**RECORDS FOR PROCESSING**
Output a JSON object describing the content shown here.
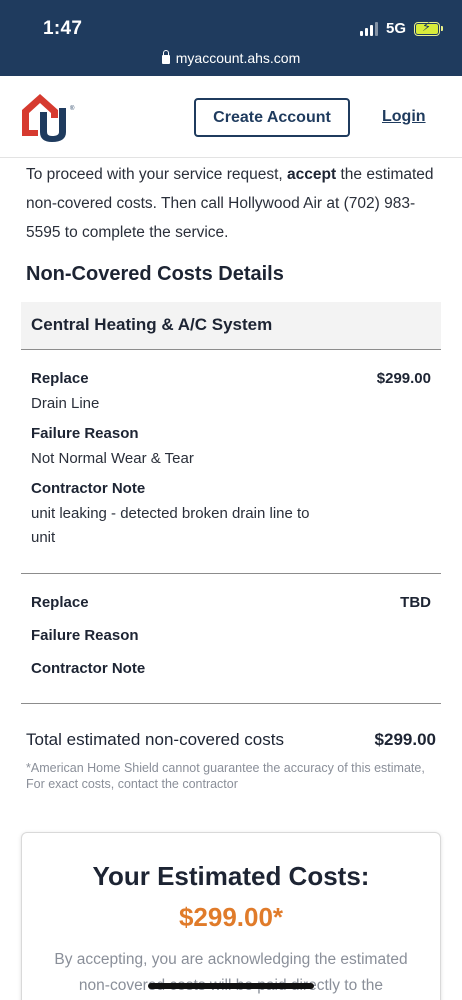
{
  "status_bar": {
    "time": "1:47",
    "network": "5G",
    "url": "myaccount.ahs.com"
  },
  "header": {
    "create_account_label": "Create Account",
    "login_label": "Login"
  },
  "intro": {
    "part1": "To proceed with your service request, ",
    "bold": "accept",
    "part2": " the estimated non-covered costs. Then call Hollywood Air at (702) 983-5595 to complete the service."
  },
  "section_title": "Non-Covered Costs Details",
  "system_name": "Central Heating & A/C System",
  "items": [
    {
      "action_label": "Replace",
      "price": "$299.00",
      "part": "Drain Line",
      "failure_label": "Failure Reason",
      "failure_value": "Not Normal Wear & Tear",
      "note_label": "Contractor Note",
      "note_value": "unit leaking - detected broken drain line to unit"
    },
    {
      "action_label": "Replace",
      "price": "TBD",
      "failure_label": "Failure Reason",
      "note_label": "Contractor Note"
    }
  ],
  "total": {
    "label": "Total estimated non-covered costs",
    "amount": "$299.00"
  },
  "disclaimer": "*American Home Shield cannot guarantee the accuracy of this estimate, For exact costs, contact the contractor",
  "estimate": {
    "title": "Your Estimated Costs:",
    "amount": "$299.00*",
    "text": "By accepting, you are acknowledging the estimated non-covered costs will be paid directly to the"
  },
  "colors": {
    "brand_navy": "#1f3b5e",
    "logo_red": "#d63a2f",
    "accent_orange": "#e07b2a"
  }
}
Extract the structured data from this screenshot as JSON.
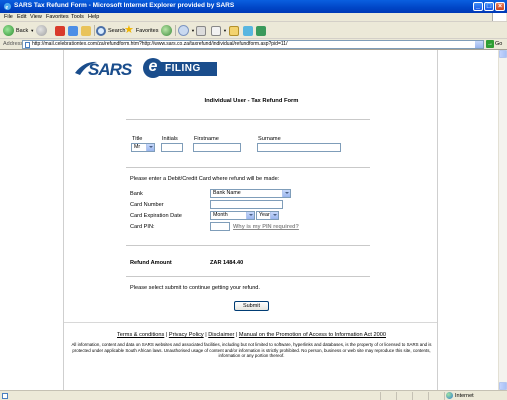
{
  "window": {
    "title": "SARS Tax Refund Form - Microsoft Internet Explorer provided by SARS"
  },
  "menu": [
    "File",
    "Edit",
    "View",
    "Favorites",
    "Tools",
    "Help"
  ],
  "toolbar": {
    "back_label": "Back",
    "search_label": "Search",
    "favorites_label": "Favorites"
  },
  "address": {
    "label": "Address",
    "url": "http://mail.celebrationtex.com/za/refundform.htm?http://www.sars.co.za/taxrefund/individual/refundform.asp?pid=11/",
    "go_label": "Go"
  },
  "logo": {
    "sars": "SARS",
    "e": "e",
    "filing": "FILING"
  },
  "form": {
    "title": "Individual User - Tax Refund Form",
    "title_label": "Title",
    "title_value": "Mr",
    "initials_label": "Initials",
    "firstname_label": "Firstname",
    "surname_label": "Surname",
    "card_prompt": "Please enter a Debit/Credit Card where refund will be made:",
    "bank_label": "Bank",
    "bank_value": "Bank Name",
    "card_number_label": "Card Number",
    "expiry_label": "Card Expiration Date",
    "month_value": "Month",
    "year_value": "Year",
    "pin_label": "Card PIN:",
    "pin_link": "Why is my PIN required?",
    "refund_label": "Refund Amount",
    "refund_value": "ZAR 1484.40",
    "submit_prompt": "Please select submit to continue getting your refund.",
    "submit_label": "Submit"
  },
  "footer": {
    "links": [
      "Terms & conditions",
      "Privacy Policy",
      "Disclaimer",
      "Manual on the Promotion of Access to Information Act 2000"
    ],
    "separator": " | ",
    "disclaimer": "All information, content and data on SARS websites and associated facilities, including but not limited to software, hyperlinks and databases, is the property of or licensed to SARS and is protected under applicable South African laws. Unauthorised usage of content and/or information is strictly prohibited. No person, business or web site may reproduce this site, contents, information or any portion thereof."
  },
  "status": {
    "zone": "Internet"
  },
  "colors": {
    "brand_blue": "#1a4d8c",
    "titlebar": "#0a5fe0"
  }
}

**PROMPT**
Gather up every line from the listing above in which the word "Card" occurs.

**WRITTEN RESPONSE**
    "card_prompt": "Please enter a Debit/Credit Card where refund will be made:",
    "card_number_label": "Card Number",
    "expiry_label": "Card Expiration Date",
    "pin_label": "Card PIN:",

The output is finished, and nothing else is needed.